◆ YOUR GOAL: All records below must be reproduced exactly, although any pictures they contain are to be omitted.

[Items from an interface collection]

=== Begin Enclosure ===

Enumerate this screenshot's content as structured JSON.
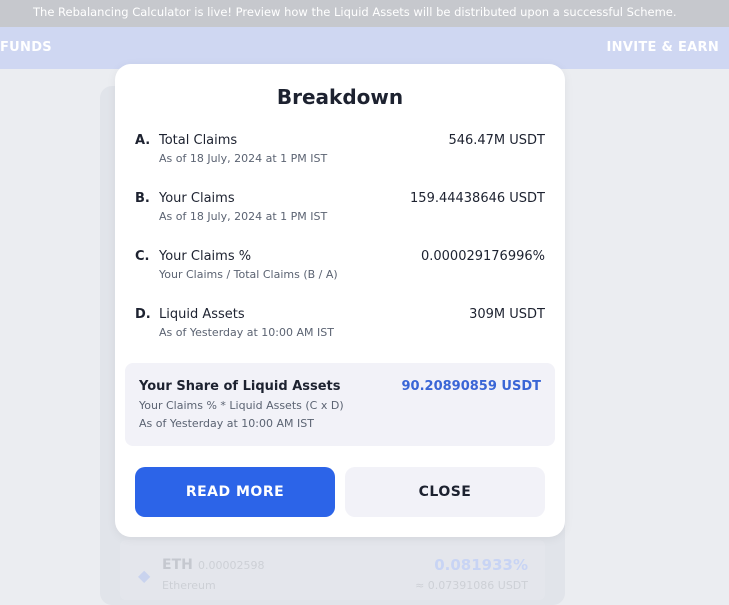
{
  "banner": {
    "text": "The Rebalancing Calculator is live! Preview how the Liquid Assets will be distributed upon a successful Scheme."
  },
  "nav": {
    "left_label": "FUNDS",
    "right_label": "INVITE & EARN"
  },
  "background_asset": {
    "symbol": "ETH",
    "amount": "0.00002598",
    "name": "Ethereum",
    "percent": "0.081933%",
    "usd_value": "≈ 0.07391086 USDT",
    "icon": "ethereum-icon"
  },
  "modal": {
    "title": "Breakdown",
    "rows": [
      {
        "letter": "A.",
        "label": "Total Claims",
        "sub": "As of 18 July, 2024 at 1 PM IST",
        "value": "546.47M USDT"
      },
      {
        "letter": "B.",
        "label": "Your Claims",
        "sub": "As of 18 July, 2024 at 1 PM IST",
        "value": "159.44438646 USDT"
      },
      {
        "letter": "C.",
        "label": "Your Claims %",
        "sub": "Your Claims / Total Claims (B / A)",
        "value": "0.000029176996%"
      },
      {
        "letter": "D.",
        "label": "Liquid Assets",
        "sub": "As of Yesterday at 10:00 AM IST",
        "value": "309M USDT"
      }
    ],
    "share": {
      "label": "Your Share of Liquid Assets",
      "formula": "Your Claims % * Liquid Assets (C x D)",
      "as_of": "As of Yesterday at 10:00 AM IST",
      "value": "90.20890859 USDT"
    },
    "read_more_label": "READ MORE",
    "close_label": "CLOSE"
  },
  "colors": {
    "accent": "#2c64e8",
    "share_value": "#3a66d6",
    "navbar": "#cfd7f2",
    "banner": "#c6c8cd"
  }
}
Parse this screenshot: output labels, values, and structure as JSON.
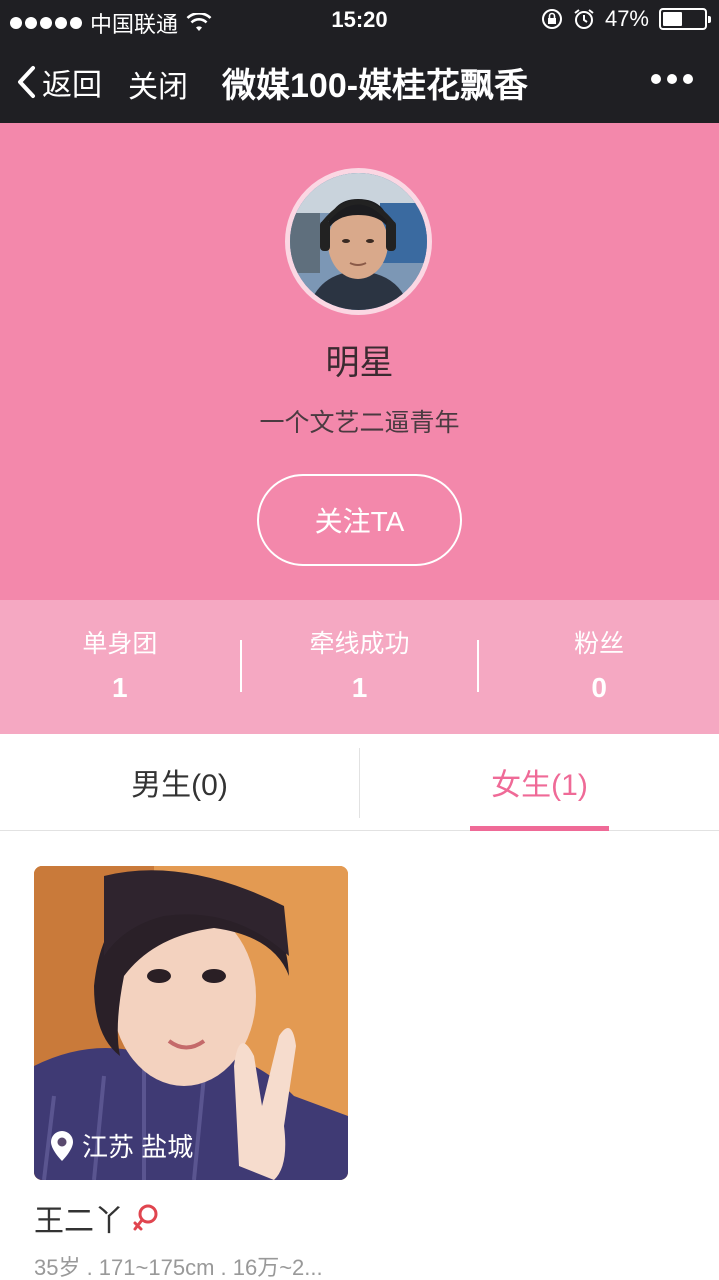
{
  "status_bar": {
    "carrier": "中国联通",
    "time": "15:20",
    "battery_percent": "47%",
    "battery_level": 0.47
  },
  "nav": {
    "back_label": "返回",
    "close_label": "关闭",
    "title": "微媒100-媒桂花飘香"
  },
  "profile": {
    "name": "明星",
    "bio": "一个文艺二逼青年",
    "follow_label": "关注TA"
  },
  "stats": [
    {
      "label": "单身团",
      "value": "1"
    },
    {
      "label": "牵线成功",
      "value": "1"
    },
    {
      "label": "粉丝",
      "value": "0"
    }
  ],
  "tabs": {
    "male": "男生(0)",
    "female": "女生(1)",
    "active": "female"
  },
  "cards": [
    {
      "location": "江苏 盐城",
      "name": "王二丫",
      "gender_icon": "female-symbol-icon",
      "info": "35岁 . 171~175cm . 16万~2..."
    }
  ],
  "colors": {
    "header_bg": "#1f1f23",
    "profile_bg": "#f388ab",
    "stats_bg": "#f5a8c2",
    "accent": "#ef6a97"
  }
}
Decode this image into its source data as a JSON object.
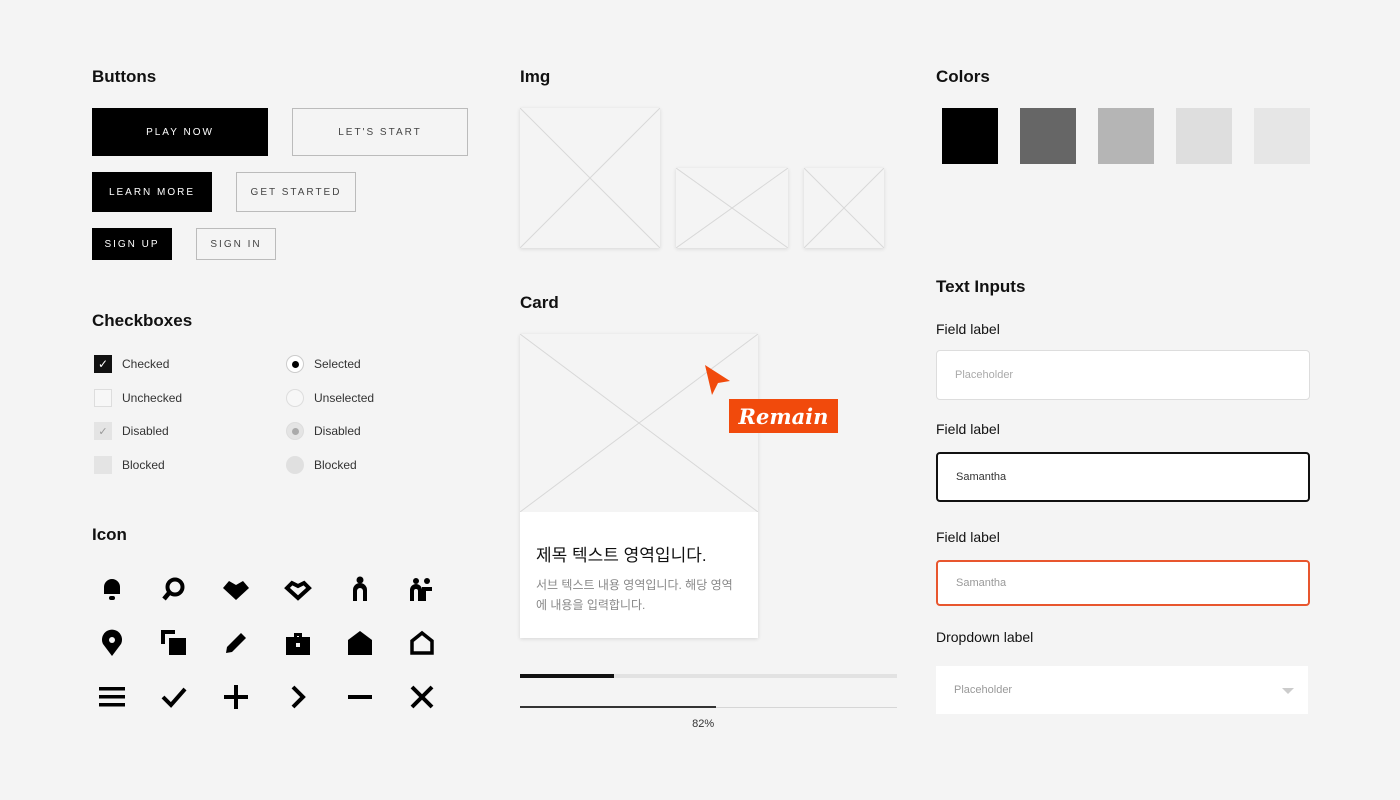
{
  "buttons": {
    "title": "Buttons",
    "play_now": "PLAY NOW",
    "lets_start": "LET'S START",
    "learn_more": "LEARN MORE",
    "get_started": "GET STARTED",
    "sign_up": "SIGN UP",
    "sign_in": "SIGN IN"
  },
  "checkboxes": {
    "title": "Checkboxes",
    "checkbox_labels": [
      "Checked",
      "Unchecked",
      "Disabled",
      "Blocked"
    ],
    "radio_labels": [
      "Selected",
      "Unselected",
      "Disabled",
      "Blocked"
    ]
  },
  "icon_section": {
    "title": "Icon",
    "icons": [
      "bell-icon",
      "search-icon",
      "heart-filled-icon",
      "heart-outline-icon",
      "person-icon",
      "people-icon",
      "map-pin-icon",
      "copy-icon",
      "pencil-icon",
      "briefcase-icon",
      "home-filled-icon",
      "home-outline-icon",
      "menu-icon",
      "check-icon",
      "plus-icon",
      "chevron-right-icon",
      "minus-icon",
      "close-icon"
    ]
  },
  "img_section": {
    "title": "Img"
  },
  "card_section": {
    "title": "Card",
    "card_title": "제목 텍스트 영역입니다.",
    "card_sub": "서브 텍스트 내용 영역입니다. 해당 영역에 내용을 입력합니다.",
    "badge": "Remain"
  },
  "progress": {
    "bar1_fraction": 0.25,
    "bar2_fraction": 0.82,
    "bar2_label": "82%"
  },
  "colors": {
    "title": "Colors",
    "swatches": [
      "#000000",
      "#666666",
      "#b5b5b5",
      "#dedede",
      "#e6e6e6"
    ],
    "accent": "#f14a0c",
    "error": "#e8562e"
  },
  "text_inputs": {
    "title": "Text Inputs",
    "field1_label": "Field label",
    "field1_placeholder": "Placeholder",
    "field2_label": "Field label",
    "field2_value": "Samantha",
    "field3_label": "Field label",
    "field3_value": "Samantha",
    "dropdown_label": "Dropdown label",
    "dropdown_placeholder": "Placeholder"
  }
}
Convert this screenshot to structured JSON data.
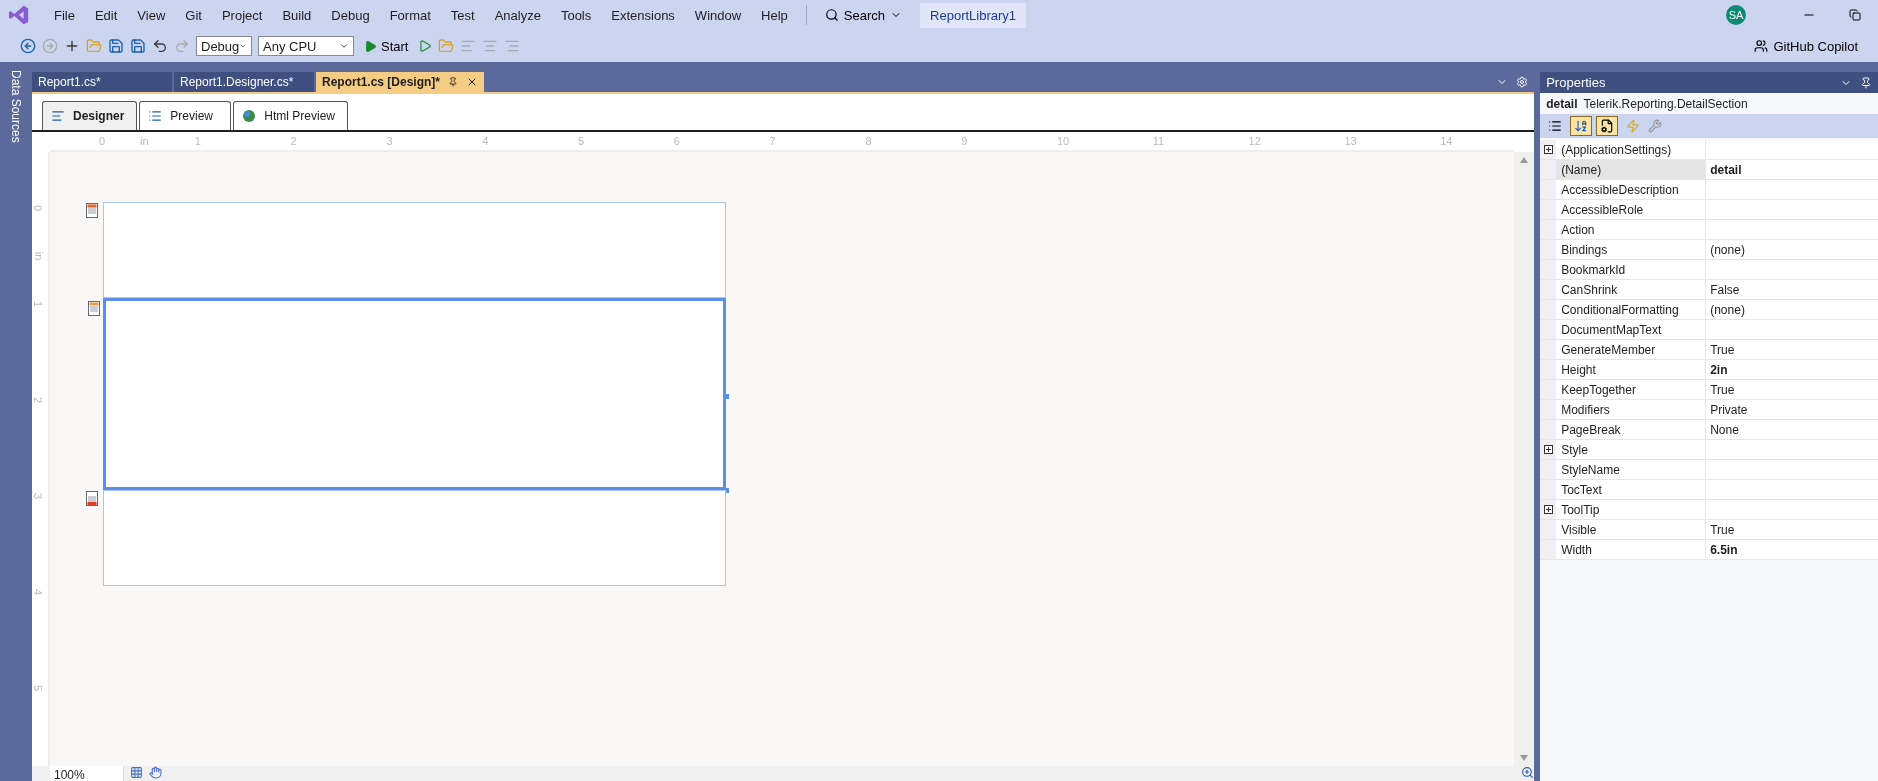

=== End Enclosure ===

◆ SOLUTION FOR THIS TASK:
Enumerate this screenshot's content as structured JSON.
{
  "banner": {
    "text": "The Rebalancing Calculator is live! Preview how the Liquid Assets will be distributed upon a successful Scheme."
  },
  "nav": {
    "left_label": "FUNDS",
    "right_label": "INVITE & EARN"
  },
  "background_asset": {
    "symbol": "ETH",
    "amount": "0.00002598",
    "name": "Ethereum",
    "percent": "0.081933%",
    "usd_value": "≈ 0.07391086 USDT",
    "icon": "ethereum-icon"
  },
  "modal": {
    "title": "Breakdown",
    "rows": [
      {
        "letter": "A.",
        "label": "Total Claims",
        "sub": "As of 18 July, 2024 at 1 PM IST",
        "value": "546.47M USDT"
      },
      {
        "letter": "B.",
        "label": "Your Claims",
        "sub": "As of 18 July, 2024 at 1 PM IST",
        "value": "159.44438646 USDT"
      },
      {
        "letter": "C.",
        "label": "Your Claims %",
        "sub": "Your Claims / Total Claims (B / A)",
        "value": "0.000029176996%"
      },
      {
        "letter": "D.",
        "label": "Liquid Assets",
        "sub": "As of Yesterday at 10:00 AM IST",
        "value": "309M USDT"
      }
    ],
    "share": {
      "label": "Your Share of Liquid Assets",
      "formula": "Your Claims % * Liquid Assets (C x D)",
      "as_of": "As of Yesterday at 10:00 AM IST",
      "value": "90.20890859 USDT"
    },
    "read_more_label": "READ MORE",
    "close_label": "CLOSE"
  },
  "colors": {
    "accent": "#2c64e8",
    "share_value": "#3a66d6",
    "navbar": "#cfd7f2",
    "banner": "#c6c8cd"
  }
}
Parse this screenshot: output labels, values, and structure as JSON.
{
  "status_bar": {
    "carrier": "中国联通",
    "time": "15:20",
    "battery_percent": "47%",
    "battery_level": 0.47
  },
  "nav": {
    "back_label": "返回",
    "close_label": "关闭",
    "title": "微媒100-媒桂花飘香"
  },
  "profile": {
    "name": "明星",
    "bio": "一个文艺二逼青年",
    "follow_label": "关注TA"
  },
  "stats": [
    {
      "label": "单身团",
      "value": "1"
    },
    {
      "label": "牵线成功",
      "value": "1"
    },
    {
      "label": "粉丝",
      "value": "0"
    }
  ],
  "tabs": {
    "male": "男生(0)",
    "female": "女生(1)",
    "active": "female"
  },
  "cards": [
    {
      "location": "江苏 盐城",
      "name": "王二丫",
      "gender_icon": "female-symbol-icon",
      "info": "35岁 . 171~175cm . 16万~2..."
    }
  ],
  "colors": {
    "header_bg": "#1f1f23",
    "profile_bg": "#f388ab",
    "stats_bg": "#f5a8c2",
    "accent": "#ef6a97"
  }
}
Decode this image into its source data as a JSON object.
{
  "buttons": {
    "title": "Buttons",
    "play_now": "PLAY NOW",
    "lets_start": "LET'S START",
    "learn_more": "LEARN MORE",
    "get_started": "GET STARTED",
    "sign_up": "SIGN UP",
    "sign_in": "SIGN IN"
  },
  "checkboxes": {
    "title": "Checkboxes",
    "checkbox_labels": [
      "Checked",
      "Unchecked",
      "Disabled",
      "Blocked"
    ],
    "radio_labels": [
      "Selected",
      "Unselected",
      "Disabled",
      "Blocked"
    ]
  },
  "icon_section": {
    "title": "Icon",
    "icons": [
      "bell-icon",
      "search-icon",
      "heart-filled-icon",
      "heart-outline-icon",
      "person-icon",
      "people-icon",
      "map-pin-icon",
      "copy-icon",
      "pencil-icon",
      "briefcase-icon",
      "home-filled-icon",
      "home-outline-icon",
      "menu-icon",
      "check-icon",
      "plus-icon",
      "chevron-right-icon",
      "minus-icon",
      "close-icon"
    ]
  },
  "img_section": {
    "title": "Img"
  },
  "card_section": {
    "title": "Card",
    "card_title": "제목 텍스트 영역입니다.",
    "card_sub": "서브 텍스트 내용 영역입니다. 해당 영역에 내용을 입력합니다.",
    "badge": "Remain"
  },
  "progress": {
    "bar1_fraction": 0.25,
    "bar2_fraction": 0.82,
    "bar2_label": "82%"
  },
  "colors": {
    "title": "Colors",
    "swatches": [
      "#000000",
      "#666666",
      "#b5b5b5",
      "#dedede",
      "#e6e6e6"
    ],
    "accent": "#f14a0c",
    "error": "#e8562e"
  },
  "text_inputs": {
    "title": "Text Inputs",
    "field1_label": "Field label",
    "field1_placeholder": "Placeholder",
    "field2_label": "Field label",
    "field2_value": "Samantha",
    "field3_label": "Field label",
    "field3_value": "Samantha",
    "dropdown_label": "Dropdown label",
    "dropdown_placeholder": "Placeholder"
  }
}
Convert this screenshot to structured JSON data.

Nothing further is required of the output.